[Work required]
Quote the records that follow in full and exactly; leave out the pictures.

- Opening Delimiter -

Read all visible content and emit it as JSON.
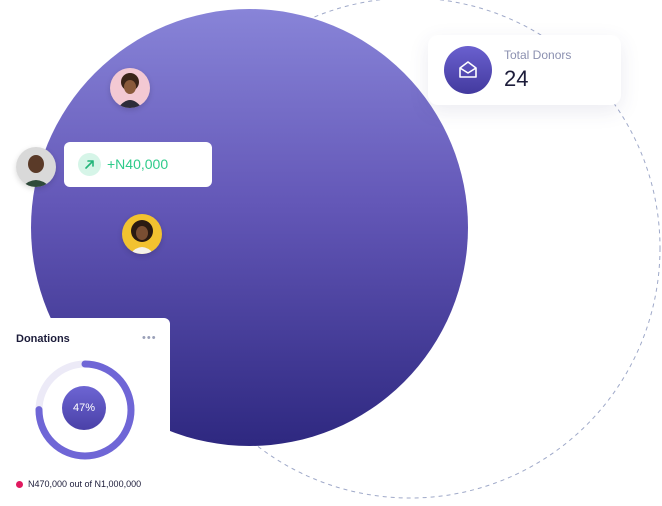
{
  "donors_card": {
    "label": "Total Donors",
    "value": "24",
    "icon": "envelope-icon"
  },
  "amount_pill": {
    "text": "+N40,000",
    "icon": "arrow-up-right-icon"
  },
  "donations_card": {
    "title": "Donations",
    "menu_icon": "more-horizontal-icon",
    "percent_label": "47%",
    "percent_value": 47,
    "legend_text": "N470,000 out of N1,000,000"
  },
  "colors": {
    "accent": "#5a50c4",
    "positive": "#2ecb8a",
    "legend_dot": "#e0195f"
  }
}
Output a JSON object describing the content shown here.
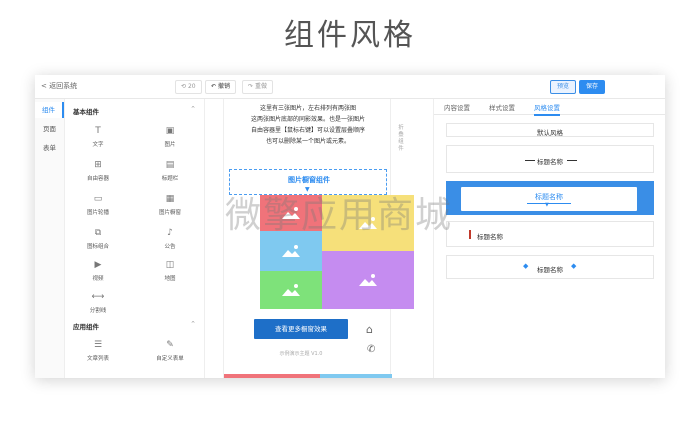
{
  "heading": "组件风格",
  "watermark": "微擎应用商城",
  "topbar": {
    "back_label": "< 返回系统",
    "history_count": "20",
    "undo_label": "撤销",
    "redo_label": "重做",
    "preview_label": "预览",
    "save_label": "保存"
  },
  "nav": {
    "items": [
      {
        "label": "组件",
        "active": true
      },
      {
        "label": "页面",
        "active": false
      },
      {
        "label": "表单",
        "active": false
      }
    ]
  },
  "components": {
    "basic_title": "基本组件",
    "basic": [
      {
        "label": "文字",
        "icon": "text-icon"
      },
      {
        "label": "图片",
        "icon": "image-icon"
      },
      {
        "label": "自由容器",
        "icon": "container-icon"
      },
      {
        "label": "标题栏",
        "icon": "title-bar-icon"
      },
      {
        "label": "图片轮播",
        "icon": "carousel-icon"
      },
      {
        "label": "图片橱窗",
        "icon": "image-window-icon"
      },
      {
        "label": "图标组合",
        "icon": "icon-group-icon"
      },
      {
        "label": "公告",
        "icon": "announcement-icon"
      },
      {
        "label": "视频",
        "icon": "video-icon"
      },
      {
        "label": "地图",
        "icon": "map-icon"
      },
      {
        "label": "分割线",
        "icon": "divider-icon"
      }
    ],
    "app_title": "应用组件",
    "app": [
      {
        "label": "文章列表",
        "icon": "article-list-icon"
      },
      {
        "label": "自定义表单",
        "icon": "custom-form-icon"
      }
    ]
  },
  "phone": {
    "intro_lines": [
      "这里有三张图片，左右排列有两张图",
      "这两张图片底部的同影效果。也是一张图片",
      "自由容器里【鼠标右键】可以设置层叠顺序",
      "也可以删除某一个图片或元素。"
    ],
    "group_title": "图片橱窗组件",
    "tiles": [
      {
        "color": "#f0737a"
      },
      {
        "color": "#f6e07a"
      },
      {
        "color": "#7fc9f0"
      },
      {
        "color": "#7ee27a"
      },
      {
        "color": "#c58cf0"
      }
    ],
    "cta_label": "查看更多橱窗效果",
    "version": "示例演示主题 V1.0",
    "strip_colors": [
      "#f0737a",
      "#7fc9f0"
    ]
  },
  "side_tab": "折叠组件",
  "settings": {
    "tabs": [
      {
        "label": "内容设置",
        "active": false
      },
      {
        "label": "样式设置",
        "active": false
      },
      {
        "label": "风格设置",
        "active": true
      }
    ],
    "styles": [
      {
        "label": "默认风格"
      },
      {
        "label": "标题名称"
      },
      {
        "label": "标题名称"
      },
      {
        "label": "标题名称"
      },
      {
        "label": "标题名称"
      }
    ]
  },
  "colors": {
    "accent": "#2d8cf0",
    "selected_card": "#3a8ee6"
  }
}
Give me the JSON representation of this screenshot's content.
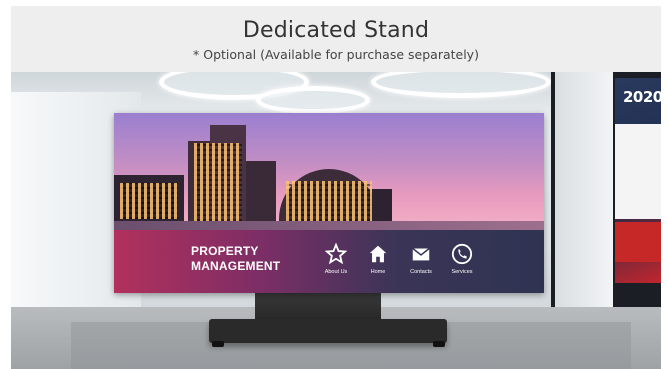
{
  "header": {
    "title": "Dedicated Stand",
    "subtitle": "* Optional (Available for purchase separately)"
  },
  "scene": {
    "banner_year": "2020"
  },
  "display": {
    "title_line1": "PROPERTY",
    "title_line2": "MANAGEMENT",
    "nav": [
      {
        "label": "About Us",
        "icon": "star-icon"
      },
      {
        "label": "Home",
        "icon": "home-icon"
      },
      {
        "label": "Contacts",
        "icon": "envelope-icon"
      },
      {
        "label": "Services",
        "icon": "phone-icon"
      }
    ]
  },
  "colors": {
    "header_bg": "#eeeeee",
    "panel_start": "#b2305c",
    "panel_end": "#2f3352"
  }
}
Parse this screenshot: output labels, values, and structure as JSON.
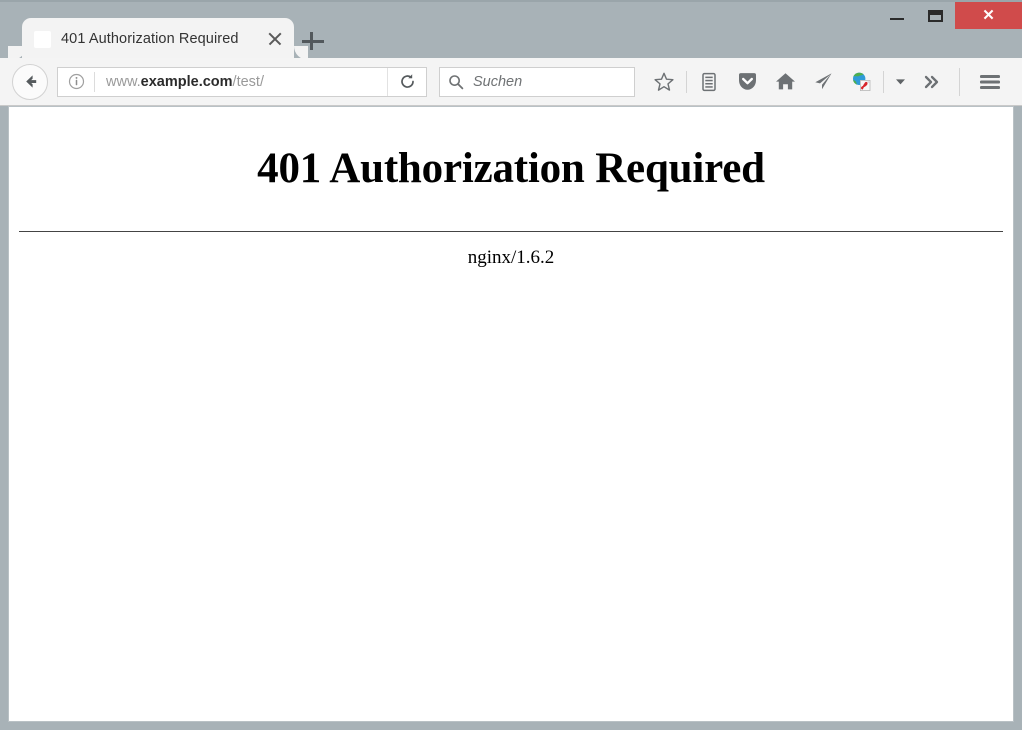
{
  "window": {
    "controls": {
      "minimize_label": "–",
      "maximize_label": "□",
      "close_label": "✕"
    },
    "frame_color": "#a8b2b7",
    "close_button_color": "#d04b4b"
  },
  "tabs": {
    "active_index": 0,
    "items": [
      {
        "title": "401 Authorization Required",
        "favicon": "blank-favicon",
        "close_label": "✕"
      }
    ],
    "new_tab_label": "+"
  },
  "toolbar": {
    "back_icon": "back-arrow-icon",
    "url": {
      "prefix": "www.",
      "host": "example.com",
      "path": "/test/",
      "full": "www.example.com/test/",
      "identity_icon": "info-circle-icon",
      "reload_icon": "reload-icon"
    },
    "search": {
      "placeholder": "Suchen",
      "icon": "search-icon"
    },
    "buttons": [
      {
        "name": "bookmark-star-button",
        "icon": "star-icon"
      },
      {
        "name": "reading-list-button",
        "icon": "reading-list-icon"
      },
      {
        "name": "pocket-button",
        "icon": "pocket-shield-icon"
      },
      {
        "name": "home-button",
        "icon": "home-icon"
      },
      {
        "name": "send-button",
        "icon": "paper-plane-icon"
      },
      {
        "name": "web-to-pdf-button",
        "icon": "globe-pdf-icon"
      },
      {
        "name": "web-to-pdf-dropdown",
        "icon": "chevron-down-icon"
      },
      {
        "name": "overflow-button",
        "icon": "double-chevron-right-icon"
      },
      {
        "name": "menu-button",
        "icon": "hamburger-menu-icon"
      }
    ]
  },
  "page": {
    "heading": "401 Authorization Required",
    "server_signature": "nginx/1.6.2",
    "background": "#ffffff",
    "text_color": "#000000"
  }
}
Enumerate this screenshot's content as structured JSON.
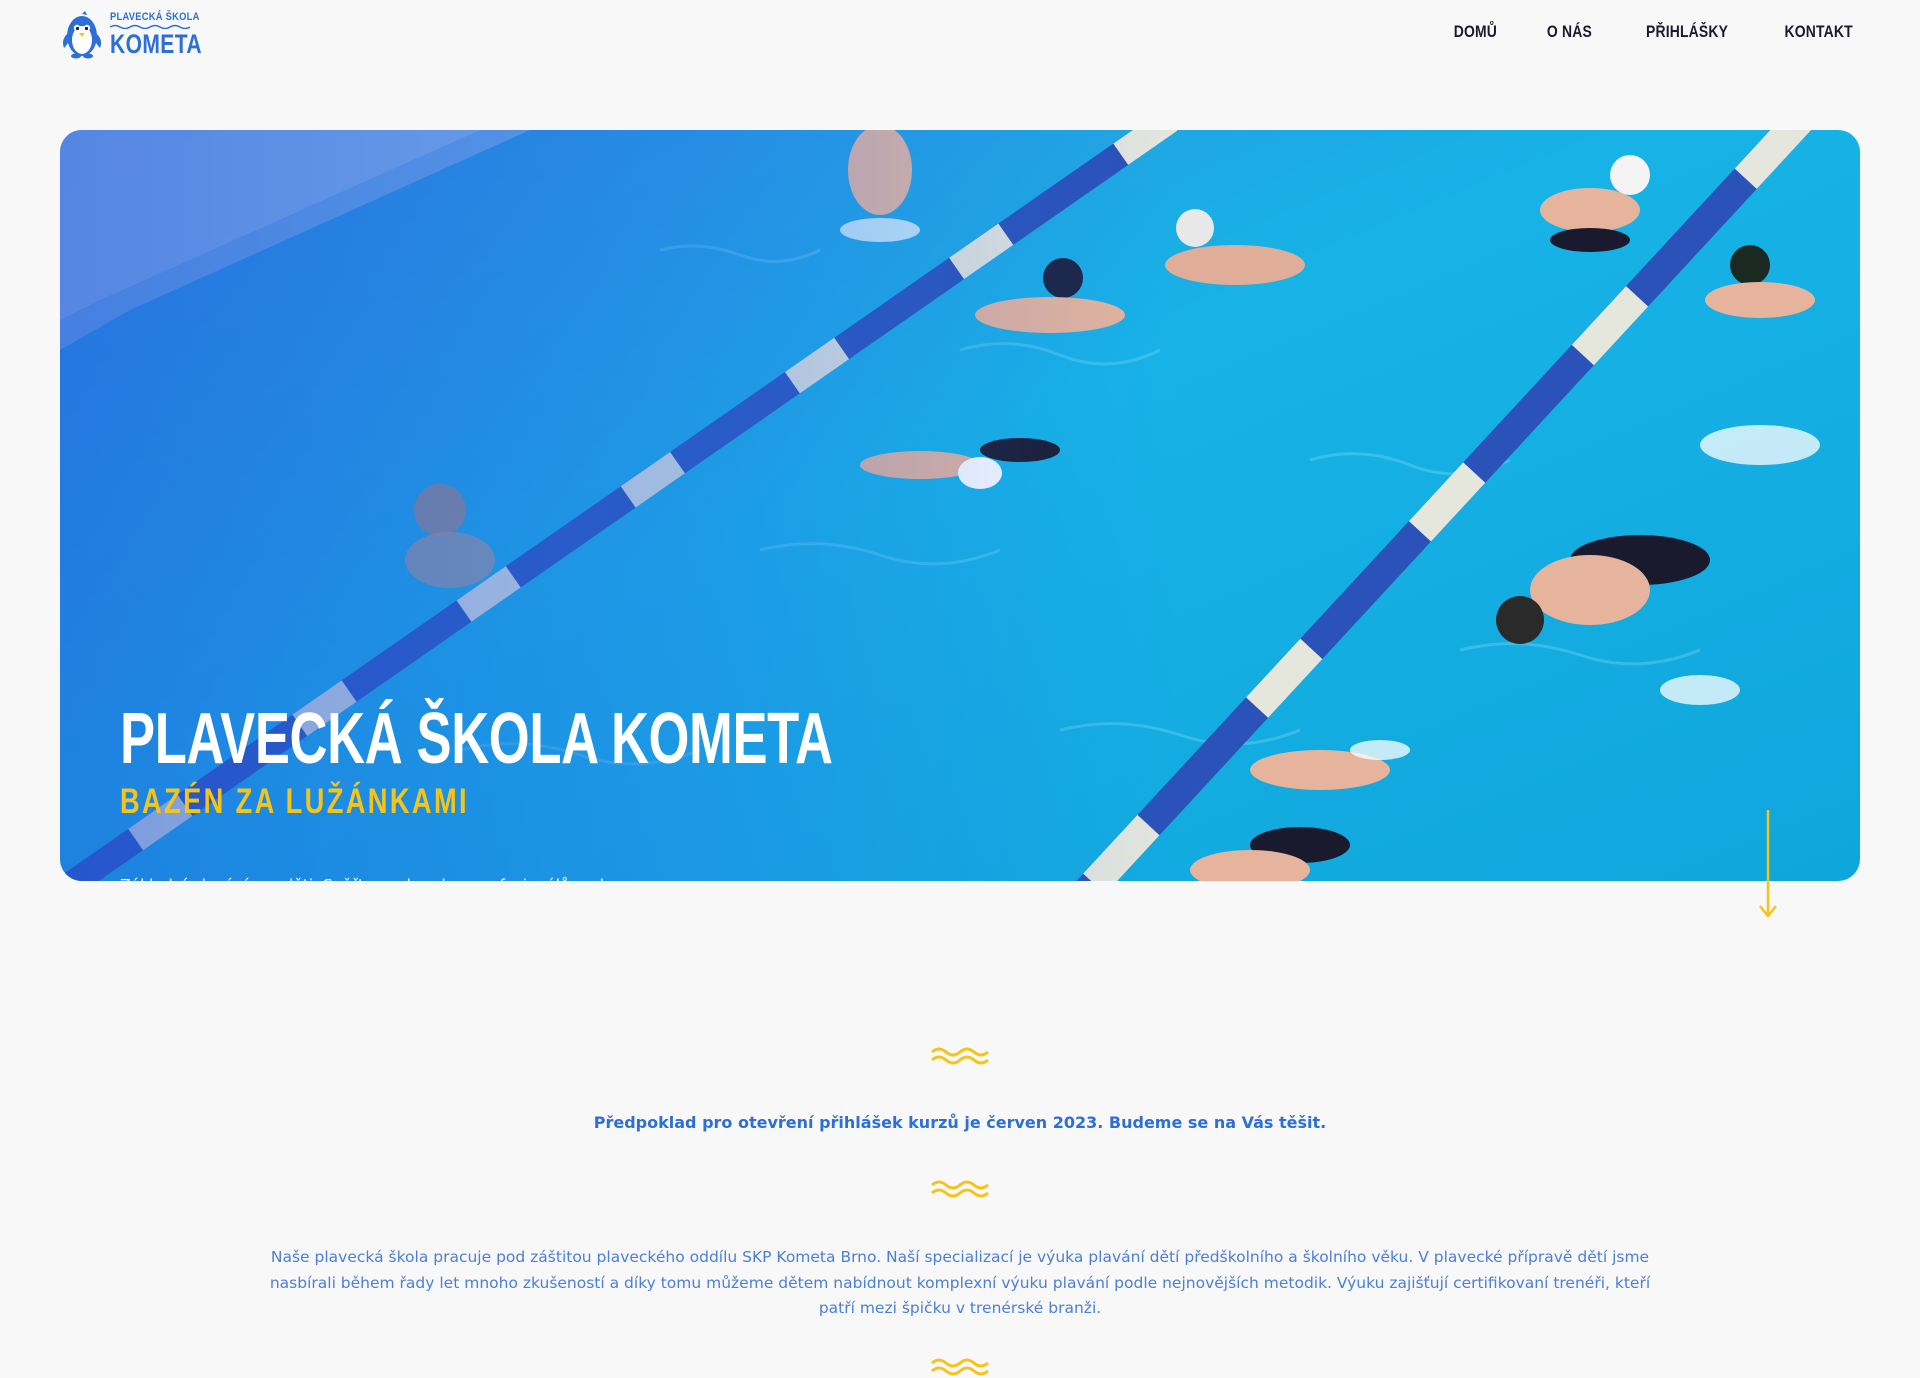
{
  "header": {
    "logo": {
      "top_text": "PLAVECKÁ ŠKOLA",
      "bottom_text": "KOMETA",
      "icon": "penguin-icon"
    },
    "nav": [
      {
        "label": "DOMŮ"
      },
      {
        "label": "O NÁS"
      },
      {
        "label": "PŘIHLÁŠKY"
      },
      {
        "label": "KONTAKT"
      }
    ]
  },
  "hero": {
    "title": "PLAVECKÁ ŠKOLA KOMETA",
    "subtitle": "BAZÉN ZA LUŽÁNKAMI",
    "description": "Základní plavání pro děti. Svěřte se do rukou profesionálů pod záštitou nejúspěšnějšího plaveckého klubu v České republice.",
    "scroll_icon": "arrow-down-icon"
  },
  "content": {
    "notice": "Předpoklad pro otevření přihlášek kurzů je červen 2023. Budeme se na Vás těšit.",
    "about": "Naše plavecká škola pracuje pod záštitou plaveckého oddílu SKP Kometa Brno. Naší specializací je výuka plavání dětí předškolního a školního věku. V plavecké přípravě dětí jsme nasbírali během řady let mnoho zkušeností a díky tomu můžeme dětem nabídnout komplexní výuku plavání podle nejnovějších metodik. Výuku zajišťují certifikovaní trenéři, kteří patří mezi špičku v trenérské branži.",
    "divider_icon": "wave-icon"
  },
  "colors": {
    "brand_blue": "#2d6fd6",
    "accent_yellow": "#f5c41a",
    "nav_text": "#1a1a2e",
    "background": "#f8f8f8"
  }
}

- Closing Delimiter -

[Your solution]
Read all visible content and emit it as JSON.
{
  "donors_card": {
    "label": "Total Donors",
    "value": "24",
    "icon": "envelope-icon"
  },
  "amount_pill": {
    "text": "+N40,000",
    "icon": "arrow-up-right-icon"
  },
  "donations_card": {
    "title": "Donations",
    "menu_icon": "more-horizontal-icon",
    "percent_label": "47%",
    "percent_value": 47,
    "legend_text": "N470,000 out of N1,000,000"
  },
  "colors": {
    "accent": "#5a50c4",
    "positive": "#2ecb8a",
    "legend_dot": "#e0195f"
  }
}
Output a JSON object describing the content shown here.
{
  "heading": "组件风格",
  "watermark": "微擎应用商城",
  "topbar": {
    "back_label": "< 返回系统",
    "history_count": "20",
    "undo_label": "撤销",
    "redo_label": "重做",
    "preview_label": "预览",
    "save_label": "保存"
  },
  "nav": {
    "items": [
      {
        "label": "组件",
        "active": true
      },
      {
        "label": "页面",
        "active": false
      },
      {
        "label": "表单",
        "active": false
      }
    ]
  },
  "components": {
    "basic_title": "基本组件",
    "basic": [
      {
        "label": "文字",
        "icon": "text-icon"
      },
      {
        "label": "图片",
        "icon": "image-icon"
      },
      {
        "label": "自由容器",
        "icon": "container-icon"
      },
      {
        "label": "标题栏",
        "icon": "title-bar-icon"
      },
      {
        "label": "图片轮播",
        "icon": "carousel-icon"
      },
      {
        "label": "图片橱窗",
        "icon": "image-window-icon"
      },
      {
        "label": "图标组合",
        "icon": "icon-group-icon"
      },
      {
        "label": "公告",
        "icon": "announcement-icon"
      },
      {
        "label": "视频",
        "icon": "video-icon"
      },
      {
        "label": "地图",
        "icon": "map-icon"
      },
      {
        "label": "分割线",
        "icon": "divider-icon"
      }
    ],
    "app_title": "应用组件",
    "app": [
      {
        "label": "文章列表",
        "icon": "article-list-icon"
      },
      {
        "label": "自定义表单",
        "icon": "custom-form-icon"
      }
    ]
  },
  "phone": {
    "intro_lines": [
      "这里有三张图片，左右排列有两张图",
      "这两张图片底部的同影效果。也是一张图片",
      "自由容器里【鼠标右键】可以设置层叠顺序",
      "也可以删除某一个图片或元素。"
    ],
    "group_title": "图片橱窗组件",
    "tiles": [
      {
        "color": "#f0737a"
      },
      {
        "color": "#f6e07a"
      },
      {
        "color": "#7fc9f0"
      },
      {
        "color": "#7ee27a"
      },
      {
        "color": "#c58cf0"
      }
    ],
    "cta_label": "查看更多橱窗效果",
    "version": "示例演示主题 V1.0",
    "strip_colors": [
      "#f0737a",
      "#7fc9f0"
    ]
  },
  "side_tab": "折叠组件",
  "settings": {
    "tabs": [
      {
        "label": "内容设置",
        "active": false
      },
      {
        "label": "样式设置",
        "active": false
      },
      {
        "label": "风格设置",
        "active": true
      }
    ],
    "styles": [
      {
        "label": "默认风格"
      },
      {
        "label": "标题名称"
      },
      {
        "label": "标题名称"
      },
      {
        "label": "标题名称"
      },
      {
        "label": "标题名称"
      }
    ]
  },
  "colors": {
    "accent": "#2d8cf0",
    "selected_card": "#3a8ee6"
  }
}
Give me the JSON representation of this screenshot's content.
{
  "header": {
    "title": "Dedicated Stand",
    "subtitle": "* Optional (Available for purchase separately)"
  },
  "scene": {
    "banner_year": "2020"
  },
  "display": {
    "title_line1": "PROPERTY",
    "title_line2": "MANAGEMENT",
    "nav": [
      {
        "label": "About Us",
        "icon": "star-icon"
      },
      {
        "label": "Home",
        "icon": "home-icon"
      },
      {
        "label": "Contacts",
        "icon": "envelope-icon"
      },
      {
        "label": "Services",
        "icon": "phone-icon"
      }
    ]
  },
  "colors": {
    "header_bg": "#eeeeee",
    "panel_start": "#b2305c",
    "panel_end": "#2f3352"
  }
}
Parse this screenshot: output labels, values, and structure as JSON.
{
  "window": {
    "controls": {
      "minimize_label": "–",
      "maximize_label": "□",
      "close_label": "✕"
    },
    "frame_color": "#a8b2b7",
    "close_button_color": "#d04b4b"
  },
  "tabs": {
    "active_index": 0,
    "items": [
      {
        "title": "401 Authorization Required",
        "favicon": "blank-favicon",
        "close_label": "✕"
      }
    ],
    "new_tab_label": "+"
  },
  "toolbar": {
    "back_icon": "back-arrow-icon",
    "url": {
      "prefix": "www.",
      "host": "example.com",
      "path": "/test/",
      "full": "www.example.com/test/",
      "identity_icon": "info-circle-icon",
      "reload_icon": "reload-icon"
    },
    "search": {
      "placeholder": "Suchen",
      "icon": "search-icon"
    },
    "buttons": [
      {
        "name": "bookmark-star-button",
        "icon": "star-icon"
      },
      {
        "name": "reading-list-button",
        "icon": "reading-list-icon"
      },
      {
        "name": "pocket-button",
        "icon": "pocket-shield-icon"
      },
      {
        "name": "home-button",
        "icon": "home-icon"
      },
      {
        "name": "send-button",
        "icon": "paper-plane-icon"
      },
      {
        "name": "web-to-pdf-button",
        "icon": "globe-pdf-icon"
      },
      {
        "name": "web-to-pdf-dropdown",
        "icon": "chevron-down-icon"
      },
      {
        "name": "overflow-button",
        "icon": "double-chevron-right-icon"
      },
      {
        "name": "menu-button",
        "icon": "hamburger-menu-icon"
      }
    ]
  },
  "page": {
    "heading": "401 Authorization Required",
    "server_signature": "nginx/1.6.2",
    "background": "#ffffff",
    "text_color": "#000000"
  }
}
Enumerate this screenshot's content as structured JSON.
{
  "header": {
    "logo": {
      "top_text": "PLAVECKÁ ŠKOLA",
      "bottom_text": "KOMETA",
      "icon": "penguin-icon"
    },
    "nav": [
      {
        "label": "DOMŮ"
      },
      {
        "label": "O NÁS"
      },
      {
        "label": "PŘIHLÁŠKY"
      },
      {
        "label": "KONTAKT"
      }
    ]
  },
  "hero": {
    "title": "PLAVECKÁ ŠKOLA KOMETA",
    "subtitle": "BAZÉN ZA LUŽÁNKAMI",
    "description": "Základní plavání pro děti. Svěřte se do rukou profesionálů pod záštitou nejúspěšnějšího plaveckého klubu v České republice.",
    "scroll_icon": "arrow-down-icon"
  },
  "content": {
    "notice": "Předpoklad pro otevření přihlášek kurzů je červen 2023. Budeme se na Vás těšit.",
    "about": "Naše plavecká škola pracuje pod záštitou plaveckého oddílu SKP Kometa Brno. Naší specializací je výuka plavání dětí předškolního a školního věku. V plavecké přípravě dětí jsme nasbírali během řady let mnoho zkušeností a díky tomu můžeme dětem nabídnout komplexní výuku plavání podle nejnovějších metodik. Výuku zajišťují certifikovaní trenéři, kteří patří mezi špičku v trenérské branži.",
    "divider_icon": "wave-icon"
  },
  "colors": {
    "brand_blue": "#2d6fd6",
    "accent_yellow": "#f5c41a",
    "nav_text": "#1a1a2e",
    "background": "#f8f8f8"
  }
}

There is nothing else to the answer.